[[ RECORDS PROVIDED open ]]

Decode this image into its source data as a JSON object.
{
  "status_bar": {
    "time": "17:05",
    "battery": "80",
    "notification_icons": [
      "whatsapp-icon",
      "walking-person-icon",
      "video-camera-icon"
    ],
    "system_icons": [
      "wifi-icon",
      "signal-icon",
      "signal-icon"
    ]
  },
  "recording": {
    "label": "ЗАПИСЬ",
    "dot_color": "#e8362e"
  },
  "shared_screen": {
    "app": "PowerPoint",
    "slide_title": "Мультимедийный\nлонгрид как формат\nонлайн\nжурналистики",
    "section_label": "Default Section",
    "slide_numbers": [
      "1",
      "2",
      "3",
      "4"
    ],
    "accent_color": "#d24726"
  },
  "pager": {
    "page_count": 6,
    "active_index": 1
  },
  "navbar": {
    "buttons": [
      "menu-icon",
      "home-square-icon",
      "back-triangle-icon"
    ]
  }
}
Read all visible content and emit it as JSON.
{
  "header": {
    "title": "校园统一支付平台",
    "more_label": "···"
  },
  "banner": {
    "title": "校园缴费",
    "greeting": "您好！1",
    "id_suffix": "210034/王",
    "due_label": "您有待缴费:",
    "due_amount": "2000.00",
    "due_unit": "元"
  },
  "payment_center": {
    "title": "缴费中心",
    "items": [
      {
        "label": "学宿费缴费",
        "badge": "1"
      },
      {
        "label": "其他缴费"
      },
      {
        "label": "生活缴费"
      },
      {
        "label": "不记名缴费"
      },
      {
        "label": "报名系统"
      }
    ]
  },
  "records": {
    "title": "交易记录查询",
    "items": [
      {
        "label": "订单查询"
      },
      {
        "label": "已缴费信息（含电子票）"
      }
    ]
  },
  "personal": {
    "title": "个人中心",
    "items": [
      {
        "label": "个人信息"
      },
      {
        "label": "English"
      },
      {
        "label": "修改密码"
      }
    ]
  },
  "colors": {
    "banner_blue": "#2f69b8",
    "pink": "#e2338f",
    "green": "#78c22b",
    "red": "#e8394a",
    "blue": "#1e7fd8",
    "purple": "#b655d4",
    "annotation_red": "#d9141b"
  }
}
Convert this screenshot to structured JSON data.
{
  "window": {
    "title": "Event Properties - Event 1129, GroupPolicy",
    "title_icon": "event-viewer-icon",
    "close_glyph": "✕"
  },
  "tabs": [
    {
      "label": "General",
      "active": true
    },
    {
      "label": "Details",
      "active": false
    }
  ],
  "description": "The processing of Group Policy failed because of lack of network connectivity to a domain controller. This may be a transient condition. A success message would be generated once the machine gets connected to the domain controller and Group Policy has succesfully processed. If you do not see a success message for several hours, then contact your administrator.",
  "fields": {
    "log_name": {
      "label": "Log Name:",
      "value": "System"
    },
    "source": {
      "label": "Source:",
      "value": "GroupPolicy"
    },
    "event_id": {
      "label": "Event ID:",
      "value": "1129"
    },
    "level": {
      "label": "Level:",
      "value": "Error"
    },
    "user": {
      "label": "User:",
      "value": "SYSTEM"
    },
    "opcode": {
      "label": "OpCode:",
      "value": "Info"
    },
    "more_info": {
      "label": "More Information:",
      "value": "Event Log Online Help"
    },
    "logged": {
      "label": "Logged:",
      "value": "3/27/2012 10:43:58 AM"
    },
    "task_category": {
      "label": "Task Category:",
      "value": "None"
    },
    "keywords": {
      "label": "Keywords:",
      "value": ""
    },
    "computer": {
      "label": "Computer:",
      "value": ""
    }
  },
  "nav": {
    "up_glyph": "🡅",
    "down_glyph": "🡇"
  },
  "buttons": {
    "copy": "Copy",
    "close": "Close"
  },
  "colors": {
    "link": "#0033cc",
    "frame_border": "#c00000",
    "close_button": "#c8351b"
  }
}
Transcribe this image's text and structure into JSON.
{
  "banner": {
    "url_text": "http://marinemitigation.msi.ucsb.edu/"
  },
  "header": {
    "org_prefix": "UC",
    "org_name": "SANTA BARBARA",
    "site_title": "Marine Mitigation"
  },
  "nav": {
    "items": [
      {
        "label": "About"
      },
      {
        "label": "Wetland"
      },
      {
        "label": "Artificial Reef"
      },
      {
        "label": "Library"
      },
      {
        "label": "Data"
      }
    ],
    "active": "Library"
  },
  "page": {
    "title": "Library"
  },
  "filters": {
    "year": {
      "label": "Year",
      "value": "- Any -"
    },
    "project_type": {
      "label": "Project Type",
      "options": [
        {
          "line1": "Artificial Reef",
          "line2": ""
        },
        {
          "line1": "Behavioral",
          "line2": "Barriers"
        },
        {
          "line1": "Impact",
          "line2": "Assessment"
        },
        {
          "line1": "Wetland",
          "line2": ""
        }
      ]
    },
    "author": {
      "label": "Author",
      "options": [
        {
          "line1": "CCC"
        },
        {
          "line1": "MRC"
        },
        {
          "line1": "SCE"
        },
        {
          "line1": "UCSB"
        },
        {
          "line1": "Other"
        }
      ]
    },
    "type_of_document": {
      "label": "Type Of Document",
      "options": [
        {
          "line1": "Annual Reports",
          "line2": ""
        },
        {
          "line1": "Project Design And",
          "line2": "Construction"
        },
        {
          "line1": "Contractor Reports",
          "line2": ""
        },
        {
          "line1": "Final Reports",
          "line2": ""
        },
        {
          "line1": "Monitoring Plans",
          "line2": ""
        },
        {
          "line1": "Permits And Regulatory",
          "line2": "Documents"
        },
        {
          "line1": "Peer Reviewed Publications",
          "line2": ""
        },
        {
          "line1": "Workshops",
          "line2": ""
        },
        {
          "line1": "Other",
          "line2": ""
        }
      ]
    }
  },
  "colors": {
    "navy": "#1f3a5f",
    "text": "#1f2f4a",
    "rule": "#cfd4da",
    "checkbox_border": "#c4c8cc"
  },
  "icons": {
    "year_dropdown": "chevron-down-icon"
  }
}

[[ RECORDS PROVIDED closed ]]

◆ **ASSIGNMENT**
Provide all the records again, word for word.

◆ **SOLUTION FOR THIS PROBLEM**
Decode this image into its source data as a JSON object.
{
  "status_bar": {
    "time": "17:05",
    "battery": "80",
    "notification_icons": [
      "whatsapp-icon",
      "walking-person-icon",
      "video-camera-icon"
    ],
    "system_icons": [
      "wifi-icon",
      "signal-icon",
      "signal-icon"
    ]
  },
  "recording": {
    "label": "ЗАПИСЬ",
    "dot_color": "#e8362e"
  },
  "shared_screen": {
    "app": "PowerPoint",
    "slide_title": "Мультимедийный\nлонгрид как формат\nонлайн\nжурналистики",
    "section_label": "Default Section",
    "slide_numbers": [
      "1",
      "2",
      "3",
      "4"
    ],
    "accent_color": "#d24726"
  },
  "pager": {
    "page_count": 6,
    "active_index": 1
  },
  "navbar": {
    "buttons": [
      "menu-icon",
      "home-square-icon",
      "back-triangle-icon"
    ]
  }
}
Read all visible content and emit it as JSON.
{
  "header": {
    "title": "校园统一支付平台",
    "more_label": "···"
  },
  "banner": {
    "title": "校园缴费",
    "greeting": "您好！1",
    "id_suffix": "210034/王",
    "due_label": "您有待缴费:",
    "due_amount": "2000.00",
    "due_unit": "元"
  },
  "payment_center": {
    "title": "缴费中心",
    "items": [
      {
        "label": "学宿费缴费",
        "badge": "1"
      },
      {
        "label": "其他缴费"
      },
      {
        "label": "生活缴费"
      },
      {
        "label": "不记名缴费"
      },
      {
        "label": "报名系统"
      }
    ]
  },
  "records": {
    "title": "交易记录查询",
    "items": [
      {
        "label": "订单查询"
      },
      {
        "label": "已缴费信息（含电子票）"
      }
    ]
  },
  "personal": {
    "title": "个人中心",
    "items": [
      {
        "label": "个人信息"
      },
      {
        "label": "English"
      },
      {
        "label": "修改密码"
      }
    ]
  },
  "colors": {
    "banner_blue": "#2f69b8",
    "pink": "#e2338f",
    "green": "#78c22b",
    "red": "#e8394a",
    "blue": "#1e7fd8",
    "purple": "#b655d4",
    "annotation_red": "#d9141b"
  }
}
Convert this screenshot to structured JSON data.
{
  "window": {
    "title": "Event Properties - Event 1129, GroupPolicy",
    "title_icon": "event-viewer-icon",
    "close_glyph": "✕"
  },
  "tabs": [
    {
      "label": "General",
      "active": true
    },
    {
      "label": "Details",
      "active": false
    }
  ],
  "description": "The processing of Group Policy failed because of lack of network connectivity to a domain controller. This may be a transient condition. A success message would be generated once the machine gets connected to the domain controller and Group Policy has succesfully processed. If you do not see a success message for several hours, then contact your administrator.",
  "fields": {
    "log_name": {
      "label": "Log Name:",
      "value": "System"
    },
    "source": {
      "label": "Source:",
      "value": "GroupPolicy"
    },
    "event_id": {
      "label": "Event ID:",
      "value": "1129"
    },
    "level": {
      "label": "Level:",
      "value": "Error"
    },
    "user": {
      "label": "User:",
      "value": "SYSTEM"
    },
    "opcode": {
      "label": "OpCode:",
      "value": "Info"
    },
    "more_info": {
      "label": "More Information:",
      "value": "Event Log Online Help"
    },
    "logged": {
      "label": "Logged:",
      "value": "3/27/2012 10:43:58 AM"
    },
    "task_category": {
      "label": "Task Category:",
      "value": "None"
    },
    "keywords": {
      "label": "Keywords:",
      "value": ""
    },
    "computer": {
      "label": "Computer:",
      "value": ""
    }
  },
  "nav": {
    "up_glyph": "🡅",
    "down_glyph": "🡇"
  },
  "buttons": {
    "copy": "Copy",
    "close": "Close"
  },
  "colors": {
    "link": "#0033cc",
    "frame_border": "#c00000",
    "close_button": "#c8351b"
  }
}
Transcribe this image's text and structure into JSON.
{
  "banner": {
    "url_text": "http://marinemitigation.msi.ucsb.edu/"
  },
  "header": {
    "org_prefix": "UC",
    "org_name": "SANTA BARBARA",
    "site_title": "Marine Mitigation"
  },
  "nav": {
    "items": [
      {
        "label": "About"
      },
      {
        "label": "Wetland"
      },
      {
        "label": "Artificial Reef"
      },
      {
        "label": "Library"
      },
      {
        "label": "Data"
      }
    ],
    "active": "Library"
  },
  "page": {
    "title": "Library"
  },
  "filters": {
    "year": {
      "label": "Year",
      "value": "- Any -"
    },
    "project_type": {
      "label": "Project Type",
      "options": [
        {
          "line1": "Artificial Reef",
          "line2": ""
        },
        {
          "line1": "Behavioral",
          "line2": "Barriers"
        },
        {
          "line1": "Impact",
          "line2": "Assessment"
        },
        {
          "line1": "Wetland",
          "line2": ""
        }
      ]
    },
    "author": {
      "label": "Author",
      "options": [
        {
          "line1": "CCC"
        },
        {
          "line1": "MRC"
        },
        {
          "line1": "SCE"
        },
        {
          "line1": "UCSB"
        },
        {
          "line1": "Other"
        }
      ]
    },
    "type_of_document": {
      "label": "Type Of Document",
      "options": [
        {
          "line1": "Annual Reports",
          "line2": ""
        },
        {
          "line1": "Project Design And",
          "line2": "Construction"
        },
        {
          "line1": "Contractor Reports",
          "line2": ""
        },
        {
          "line1": "Final Reports",
          "line2": ""
        },
        {
          "line1": "Monitoring Plans",
          "line2": ""
        },
        {
          "line1": "Permits And Regulatory",
          "line2": "Documents"
        },
        {
          "line1": "Peer Reviewed Publications",
          "line2": ""
        },
        {
          "line1": "Workshops",
          "line2": ""
        },
        {
          "line1": "Other",
          "line2": ""
        }
      ]
    }
  },
  "colors": {
    "navy": "#1f3a5f",
    "text": "#1f2f4a",
    "rule": "#cfd4da",
    "checkbox_border": "#c4c8cc"
  },
  "icons": {
    "year_dropdown": "chevron-down-icon"
  }
}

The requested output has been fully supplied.